14 March is Commonwealth Day and it will be observed here in London with a special service at Westminster Abbey attended by Her Majesty the Queen, as Head of the Commonwealth.
Today the Commonwealth acts as ‘inclusive network for mutual support, development and growth of opportunity and rights for all’, says Commonwealth Secretary-General Kamalesh Sharma, which all sounds very familiar … !
It is no coincidence that many INTO member trusts are from countries also belonging to the Commonwealth – common language, common legal system, common bonds, common values.
Like the Commonwealth, INTO acts as a supranational platform through which to provide professional advice and coordination between the Trusts. It also offers smaller nations the opportunity to have their views and opinions heard on an international stage.

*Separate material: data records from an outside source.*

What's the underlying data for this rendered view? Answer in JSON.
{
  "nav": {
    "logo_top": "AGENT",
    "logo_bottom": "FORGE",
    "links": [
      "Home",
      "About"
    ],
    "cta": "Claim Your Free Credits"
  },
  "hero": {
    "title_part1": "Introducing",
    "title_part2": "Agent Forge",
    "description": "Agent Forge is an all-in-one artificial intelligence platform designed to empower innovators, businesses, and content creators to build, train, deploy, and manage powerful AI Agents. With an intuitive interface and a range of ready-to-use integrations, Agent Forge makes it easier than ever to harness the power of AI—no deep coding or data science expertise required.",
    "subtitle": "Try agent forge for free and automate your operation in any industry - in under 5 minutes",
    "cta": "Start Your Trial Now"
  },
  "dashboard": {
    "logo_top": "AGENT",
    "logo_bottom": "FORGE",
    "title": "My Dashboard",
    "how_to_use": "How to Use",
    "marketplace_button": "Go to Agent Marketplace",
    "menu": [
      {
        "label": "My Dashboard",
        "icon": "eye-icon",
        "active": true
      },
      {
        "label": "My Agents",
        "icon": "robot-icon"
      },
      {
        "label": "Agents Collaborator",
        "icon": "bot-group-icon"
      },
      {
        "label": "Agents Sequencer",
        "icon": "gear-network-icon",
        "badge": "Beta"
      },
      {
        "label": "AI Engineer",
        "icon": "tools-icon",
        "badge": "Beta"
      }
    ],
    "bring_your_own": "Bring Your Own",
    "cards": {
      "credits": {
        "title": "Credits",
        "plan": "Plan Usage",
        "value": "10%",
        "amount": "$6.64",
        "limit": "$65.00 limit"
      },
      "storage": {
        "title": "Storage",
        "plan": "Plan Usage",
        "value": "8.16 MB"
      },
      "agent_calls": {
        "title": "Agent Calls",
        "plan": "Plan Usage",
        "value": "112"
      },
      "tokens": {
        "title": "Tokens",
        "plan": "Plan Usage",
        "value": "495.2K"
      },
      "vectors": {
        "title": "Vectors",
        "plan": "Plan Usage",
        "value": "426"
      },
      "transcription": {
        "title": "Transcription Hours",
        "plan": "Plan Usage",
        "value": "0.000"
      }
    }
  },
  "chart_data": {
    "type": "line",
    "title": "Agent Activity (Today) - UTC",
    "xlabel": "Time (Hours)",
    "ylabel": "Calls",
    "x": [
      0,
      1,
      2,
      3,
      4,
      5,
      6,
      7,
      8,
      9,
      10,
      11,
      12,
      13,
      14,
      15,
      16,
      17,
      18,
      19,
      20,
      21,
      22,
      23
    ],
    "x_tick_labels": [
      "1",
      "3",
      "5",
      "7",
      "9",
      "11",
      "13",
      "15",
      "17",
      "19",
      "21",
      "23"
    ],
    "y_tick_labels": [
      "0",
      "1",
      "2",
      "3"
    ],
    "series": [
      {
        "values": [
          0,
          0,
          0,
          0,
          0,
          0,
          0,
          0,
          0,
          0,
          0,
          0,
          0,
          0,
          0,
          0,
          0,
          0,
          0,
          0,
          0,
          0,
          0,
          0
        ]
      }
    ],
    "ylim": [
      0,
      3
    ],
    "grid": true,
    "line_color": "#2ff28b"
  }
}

So, on the eve of Commonwealth Day, we look back to the first International Conference of National Trusts, held in 1978 and hosted by the National Trust for Scotland, which brought together the Trusts of the world for the first time. From then, the Conference crossed the globe: USA, Australia, UK, Bermuda, New Zealand, Gelderland, Puerto Rico, Alice Springs, Edinburgh (the 10th International Conference of National Trusts in 2003 set out the parameters of the organisation that would become INTO), Washington DC, New Delhi (held in 2007, when INTO was formally launched) and from there to Dublin (2009), Victoria, Canada (2011), Entebbe, Uganda (2013) and Cambridge, England (2015).
And now we look ahead to the Bali Conference in 2017 which will explore the role heritage trusts can play in enabling communities to strengthen their cultural heritage and improve their quality of life while conserving their environment.

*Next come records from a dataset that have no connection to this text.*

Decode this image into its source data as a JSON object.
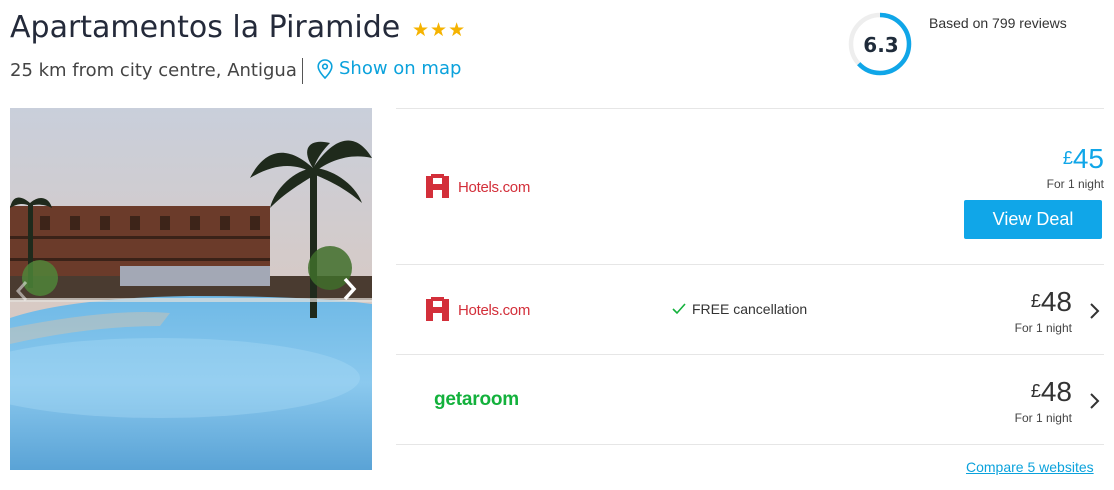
{
  "hotel": {
    "name": "Apartamentos la Piramide",
    "star_rating": 3,
    "location": "25 km from city centre, Antigua",
    "map_link": "Show on map"
  },
  "rating": {
    "score": "6.3",
    "score_fraction": 0.63,
    "reviews_text": "Based on 799 reviews",
    "ring_color": "#10a6e8"
  },
  "deals": [
    {
      "provider": "Hotels.com",
      "currency": "£",
      "amount": "45",
      "per_night": "For 1 night",
      "cta": "View Deal",
      "price_color": "#10a6e8"
    },
    {
      "provider": "Hotels.com",
      "feature": "FREE cancellation",
      "currency": "£",
      "amount": "48",
      "per_night": "For 1 night",
      "price_color": "#333333"
    },
    {
      "provider": "getaroom",
      "currency": "£",
      "amount": "48",
      "per_night": "For 1 night",
      "price_color": "#333333"
    }
  ],
  "compare_link": "Compare 5 websites",
  "icons": {
    "map": "map-pin-icon",
    "next": "chevron-right-icon",
    "prev": "chevron-left-icon",
    "check": "check-icon"
  }
}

Closer to home, today I enjoyed a family visit to Kingston Lacy, an Italianate Palazzo in the heart of Dorset. Bequeathed to the National Trust in 1981, it is a trip around the world in an afternoon, a true evocation of the Grand Tour – the 18th Century equivalent of a ‘gap year’ – undertaken by William John Bankes two hundred years ago. Rather than bringing back endless photographs and tacky souvenirs, Grand Tourers filled crates with paintings, sculptures and a love of ancient classical architecture.

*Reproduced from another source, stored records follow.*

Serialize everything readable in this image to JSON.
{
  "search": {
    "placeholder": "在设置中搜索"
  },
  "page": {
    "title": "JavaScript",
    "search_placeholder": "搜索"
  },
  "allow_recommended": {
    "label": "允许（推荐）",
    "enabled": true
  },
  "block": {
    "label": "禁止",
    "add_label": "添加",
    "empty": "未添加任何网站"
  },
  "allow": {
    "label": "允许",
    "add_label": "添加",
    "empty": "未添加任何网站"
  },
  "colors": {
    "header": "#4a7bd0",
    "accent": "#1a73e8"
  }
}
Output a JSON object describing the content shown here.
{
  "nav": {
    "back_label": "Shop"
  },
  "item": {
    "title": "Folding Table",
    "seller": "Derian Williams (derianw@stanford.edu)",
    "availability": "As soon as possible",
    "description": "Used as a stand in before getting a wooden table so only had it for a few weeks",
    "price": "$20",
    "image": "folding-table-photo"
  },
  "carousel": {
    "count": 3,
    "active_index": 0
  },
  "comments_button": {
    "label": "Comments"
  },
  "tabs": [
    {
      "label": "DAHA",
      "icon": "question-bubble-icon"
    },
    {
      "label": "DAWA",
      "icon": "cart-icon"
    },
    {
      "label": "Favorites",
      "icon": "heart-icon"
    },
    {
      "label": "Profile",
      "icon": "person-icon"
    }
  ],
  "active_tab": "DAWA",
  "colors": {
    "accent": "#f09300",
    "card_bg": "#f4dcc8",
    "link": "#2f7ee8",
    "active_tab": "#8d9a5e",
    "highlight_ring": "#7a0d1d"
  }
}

Wikipedia calls Bankes a ‘an explorer, Egyptologist and adventurer’ and the home he had remodelled to reflect his travels includes the Spanish room lined with Venetian gilded leather and Spanish paintings; a set of doors from the Vatican; a collection of Old Masters featuring Titian, Rubens, Tintoretto and Velázquez; the Guido Reni ceiling fresco from Bologna; an extensive collection of Egyptian artefacts including several obelisks (Bankes also visited Palmyra and Petra); the Japanese Garden … I could go on (there is more information about Kingston Lacy’s treasures here) but suffice it to say that Kingston Lacy is joyful international feast – and a Grand Day Out!